BCLI Calls for Reforms to Address Unfair Contracts
September 28, 2011
BY Alison Taylor
28 September 2011—The British Columbia Law Institute has published today its Report on Proposals for Unfair Contracts Relief. The report recommends that British Columbia enact a Contract Fairness Act to consolidate and modernize the leading concepts that contract law deploys against contractual unfairness.
“The current law on contractual unfairness is largely found in court cases and this body of precedent contains needless complexities, gaps, and uncertainties,” noted committee chair Prof. Joost Blom, QC. “The time is ripe to address these issues and make the law more certain and accessible by enacting legislation.”
The proposed Contract Fairness Act will clarify vexing ambiguities in the application of unconscionability, duress, and undue influence, create a framework for integrating those concepts, provide for a duty of good faith in the performance of contracts and supply a definition of “good faith,” and address concerns about remedies for misrepresentation.
The Report on Proposals for Unfair Contracts Relief is the culmination of a major, two-year law-reform project that has been generously funded by the Law Foundation of British Columbia.

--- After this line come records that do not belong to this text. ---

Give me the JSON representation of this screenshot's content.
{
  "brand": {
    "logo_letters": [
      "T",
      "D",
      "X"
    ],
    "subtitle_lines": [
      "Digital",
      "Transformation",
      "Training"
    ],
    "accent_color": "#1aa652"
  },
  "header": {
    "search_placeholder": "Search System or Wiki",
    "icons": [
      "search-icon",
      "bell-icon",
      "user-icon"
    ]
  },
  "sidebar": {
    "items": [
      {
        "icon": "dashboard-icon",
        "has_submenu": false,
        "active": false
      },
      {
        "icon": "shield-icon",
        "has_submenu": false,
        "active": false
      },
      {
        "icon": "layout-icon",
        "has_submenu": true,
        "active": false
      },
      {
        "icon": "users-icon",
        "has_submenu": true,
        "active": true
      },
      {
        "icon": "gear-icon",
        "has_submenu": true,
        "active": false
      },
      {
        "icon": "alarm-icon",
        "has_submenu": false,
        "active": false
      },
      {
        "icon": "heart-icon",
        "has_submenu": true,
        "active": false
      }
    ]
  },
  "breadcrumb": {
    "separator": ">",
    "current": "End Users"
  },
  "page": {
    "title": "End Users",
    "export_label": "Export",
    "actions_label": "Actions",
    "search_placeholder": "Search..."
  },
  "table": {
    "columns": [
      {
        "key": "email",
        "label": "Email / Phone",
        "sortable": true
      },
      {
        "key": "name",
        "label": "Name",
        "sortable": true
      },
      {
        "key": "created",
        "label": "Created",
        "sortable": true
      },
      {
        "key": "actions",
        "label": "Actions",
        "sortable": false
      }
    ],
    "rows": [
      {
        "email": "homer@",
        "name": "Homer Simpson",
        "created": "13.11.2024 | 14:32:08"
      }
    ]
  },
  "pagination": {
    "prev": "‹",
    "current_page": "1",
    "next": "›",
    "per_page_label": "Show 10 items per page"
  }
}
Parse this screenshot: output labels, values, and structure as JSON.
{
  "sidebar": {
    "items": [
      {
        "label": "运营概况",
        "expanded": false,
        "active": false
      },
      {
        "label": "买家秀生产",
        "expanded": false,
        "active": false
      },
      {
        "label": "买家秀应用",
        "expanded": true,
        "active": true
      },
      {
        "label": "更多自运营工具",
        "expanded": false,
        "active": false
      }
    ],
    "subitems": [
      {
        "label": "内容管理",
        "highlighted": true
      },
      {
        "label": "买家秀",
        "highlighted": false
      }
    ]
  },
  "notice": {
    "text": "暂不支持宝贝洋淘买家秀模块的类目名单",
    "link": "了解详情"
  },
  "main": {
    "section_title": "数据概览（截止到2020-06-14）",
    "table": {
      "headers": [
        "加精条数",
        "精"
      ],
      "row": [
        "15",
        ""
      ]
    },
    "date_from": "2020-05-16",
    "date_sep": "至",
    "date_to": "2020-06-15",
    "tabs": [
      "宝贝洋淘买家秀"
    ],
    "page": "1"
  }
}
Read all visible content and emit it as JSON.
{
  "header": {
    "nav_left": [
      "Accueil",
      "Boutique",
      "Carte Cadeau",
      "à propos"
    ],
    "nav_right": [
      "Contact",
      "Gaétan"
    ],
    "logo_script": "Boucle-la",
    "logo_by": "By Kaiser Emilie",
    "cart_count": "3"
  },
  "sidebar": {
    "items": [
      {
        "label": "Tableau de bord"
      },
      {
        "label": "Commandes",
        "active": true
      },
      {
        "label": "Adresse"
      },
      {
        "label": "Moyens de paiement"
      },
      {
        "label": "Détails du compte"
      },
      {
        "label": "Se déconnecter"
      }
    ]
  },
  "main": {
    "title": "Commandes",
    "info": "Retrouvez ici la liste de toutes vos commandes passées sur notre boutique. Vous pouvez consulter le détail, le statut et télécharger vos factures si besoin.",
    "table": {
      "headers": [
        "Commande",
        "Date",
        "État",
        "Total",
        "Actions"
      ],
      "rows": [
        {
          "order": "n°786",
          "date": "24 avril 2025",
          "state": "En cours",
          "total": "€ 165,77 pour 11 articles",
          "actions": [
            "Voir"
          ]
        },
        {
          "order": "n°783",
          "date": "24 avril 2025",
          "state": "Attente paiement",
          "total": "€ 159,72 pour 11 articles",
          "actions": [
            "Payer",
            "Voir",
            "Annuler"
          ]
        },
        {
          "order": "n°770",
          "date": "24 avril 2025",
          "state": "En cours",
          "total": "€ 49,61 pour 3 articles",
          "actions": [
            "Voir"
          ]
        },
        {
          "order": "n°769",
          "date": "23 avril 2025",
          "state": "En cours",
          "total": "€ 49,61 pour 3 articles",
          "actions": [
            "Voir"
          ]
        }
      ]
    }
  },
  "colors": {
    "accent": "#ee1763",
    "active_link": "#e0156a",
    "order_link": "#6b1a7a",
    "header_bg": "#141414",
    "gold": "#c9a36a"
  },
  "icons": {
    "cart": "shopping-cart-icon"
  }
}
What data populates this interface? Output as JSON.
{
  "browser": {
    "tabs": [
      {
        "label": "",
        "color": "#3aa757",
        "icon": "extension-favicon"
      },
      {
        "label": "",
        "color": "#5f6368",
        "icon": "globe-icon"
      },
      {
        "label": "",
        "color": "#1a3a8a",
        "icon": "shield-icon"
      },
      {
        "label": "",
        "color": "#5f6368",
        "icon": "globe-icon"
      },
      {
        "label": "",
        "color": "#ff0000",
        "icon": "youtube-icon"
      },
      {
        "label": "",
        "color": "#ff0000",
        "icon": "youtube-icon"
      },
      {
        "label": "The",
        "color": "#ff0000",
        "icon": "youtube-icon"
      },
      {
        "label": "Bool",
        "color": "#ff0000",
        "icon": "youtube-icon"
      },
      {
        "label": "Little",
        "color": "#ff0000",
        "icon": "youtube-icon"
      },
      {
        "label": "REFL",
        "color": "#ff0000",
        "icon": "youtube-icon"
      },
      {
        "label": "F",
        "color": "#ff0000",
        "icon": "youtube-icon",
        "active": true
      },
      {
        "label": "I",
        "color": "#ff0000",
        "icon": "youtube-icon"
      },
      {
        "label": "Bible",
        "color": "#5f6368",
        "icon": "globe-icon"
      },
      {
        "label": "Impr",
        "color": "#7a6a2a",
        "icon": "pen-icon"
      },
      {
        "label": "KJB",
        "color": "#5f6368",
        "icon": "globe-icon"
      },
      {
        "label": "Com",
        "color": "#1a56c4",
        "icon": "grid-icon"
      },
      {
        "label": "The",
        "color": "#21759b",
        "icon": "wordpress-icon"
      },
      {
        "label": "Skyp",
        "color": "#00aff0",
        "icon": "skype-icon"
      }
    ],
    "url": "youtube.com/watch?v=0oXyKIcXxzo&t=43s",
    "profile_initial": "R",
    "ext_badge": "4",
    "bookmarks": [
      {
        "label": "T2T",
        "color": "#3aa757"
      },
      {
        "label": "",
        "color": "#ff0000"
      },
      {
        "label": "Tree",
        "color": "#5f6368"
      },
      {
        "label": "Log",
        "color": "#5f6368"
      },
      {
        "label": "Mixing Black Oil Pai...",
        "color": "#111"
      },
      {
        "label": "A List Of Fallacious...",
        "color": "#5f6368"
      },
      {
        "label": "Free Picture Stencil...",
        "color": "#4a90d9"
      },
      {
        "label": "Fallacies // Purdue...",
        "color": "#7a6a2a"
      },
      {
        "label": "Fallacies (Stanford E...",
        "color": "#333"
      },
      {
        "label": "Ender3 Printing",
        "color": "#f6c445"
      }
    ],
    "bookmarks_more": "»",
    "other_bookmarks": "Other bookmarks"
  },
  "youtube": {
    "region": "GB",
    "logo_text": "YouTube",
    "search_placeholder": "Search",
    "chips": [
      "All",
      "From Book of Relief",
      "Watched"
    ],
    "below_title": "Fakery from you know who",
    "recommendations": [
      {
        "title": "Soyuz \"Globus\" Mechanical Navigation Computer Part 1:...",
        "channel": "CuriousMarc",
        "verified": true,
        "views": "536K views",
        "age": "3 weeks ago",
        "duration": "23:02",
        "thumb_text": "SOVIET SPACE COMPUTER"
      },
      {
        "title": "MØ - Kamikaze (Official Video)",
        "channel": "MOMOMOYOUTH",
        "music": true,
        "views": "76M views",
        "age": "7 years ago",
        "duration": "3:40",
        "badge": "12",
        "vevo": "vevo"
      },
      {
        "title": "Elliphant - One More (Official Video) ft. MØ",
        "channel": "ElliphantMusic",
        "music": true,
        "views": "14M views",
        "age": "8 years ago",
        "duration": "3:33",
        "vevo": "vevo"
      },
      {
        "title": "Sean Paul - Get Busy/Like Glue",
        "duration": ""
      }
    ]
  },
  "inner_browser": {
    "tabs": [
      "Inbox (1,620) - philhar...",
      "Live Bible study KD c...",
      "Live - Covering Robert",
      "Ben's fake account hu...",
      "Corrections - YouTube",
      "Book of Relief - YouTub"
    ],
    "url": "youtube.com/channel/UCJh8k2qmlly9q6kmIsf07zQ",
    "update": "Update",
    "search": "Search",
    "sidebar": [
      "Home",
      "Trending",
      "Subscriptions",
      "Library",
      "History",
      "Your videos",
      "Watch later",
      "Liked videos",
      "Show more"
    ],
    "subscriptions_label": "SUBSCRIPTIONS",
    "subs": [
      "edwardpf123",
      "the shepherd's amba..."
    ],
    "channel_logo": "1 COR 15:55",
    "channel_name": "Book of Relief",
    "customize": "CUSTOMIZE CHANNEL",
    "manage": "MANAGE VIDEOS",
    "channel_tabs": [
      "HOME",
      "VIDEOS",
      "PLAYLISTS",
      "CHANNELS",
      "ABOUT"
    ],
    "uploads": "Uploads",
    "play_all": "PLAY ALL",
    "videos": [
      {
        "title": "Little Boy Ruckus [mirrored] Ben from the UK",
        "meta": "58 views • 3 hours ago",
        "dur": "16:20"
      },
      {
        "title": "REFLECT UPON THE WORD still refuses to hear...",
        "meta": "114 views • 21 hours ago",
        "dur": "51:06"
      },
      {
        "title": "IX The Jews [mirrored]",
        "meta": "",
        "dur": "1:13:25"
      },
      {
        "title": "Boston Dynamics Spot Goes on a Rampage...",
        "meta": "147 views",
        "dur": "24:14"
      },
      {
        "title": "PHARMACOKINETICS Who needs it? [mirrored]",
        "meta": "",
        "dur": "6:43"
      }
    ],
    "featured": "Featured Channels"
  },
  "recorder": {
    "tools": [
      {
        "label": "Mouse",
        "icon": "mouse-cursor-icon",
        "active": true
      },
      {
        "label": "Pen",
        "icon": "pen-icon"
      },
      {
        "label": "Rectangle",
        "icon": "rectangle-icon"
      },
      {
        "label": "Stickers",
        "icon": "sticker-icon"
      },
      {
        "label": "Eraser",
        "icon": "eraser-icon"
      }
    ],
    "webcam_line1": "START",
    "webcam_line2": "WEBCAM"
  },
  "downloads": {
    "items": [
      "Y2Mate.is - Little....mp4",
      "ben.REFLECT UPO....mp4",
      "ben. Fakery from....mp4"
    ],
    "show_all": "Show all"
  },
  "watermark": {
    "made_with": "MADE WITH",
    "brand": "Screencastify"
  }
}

Copies of the report and two backgrounders summarizing its contents and main arguments are all available for downloading at no charge on the Unfair Contracts Relief project page.
The British Columbia Law Institute strives to be a leader in law reform by carrying out the best in scholarly law-reform research and writing and the best in outreach relating to law reform.
Contact: Kevin Zakreski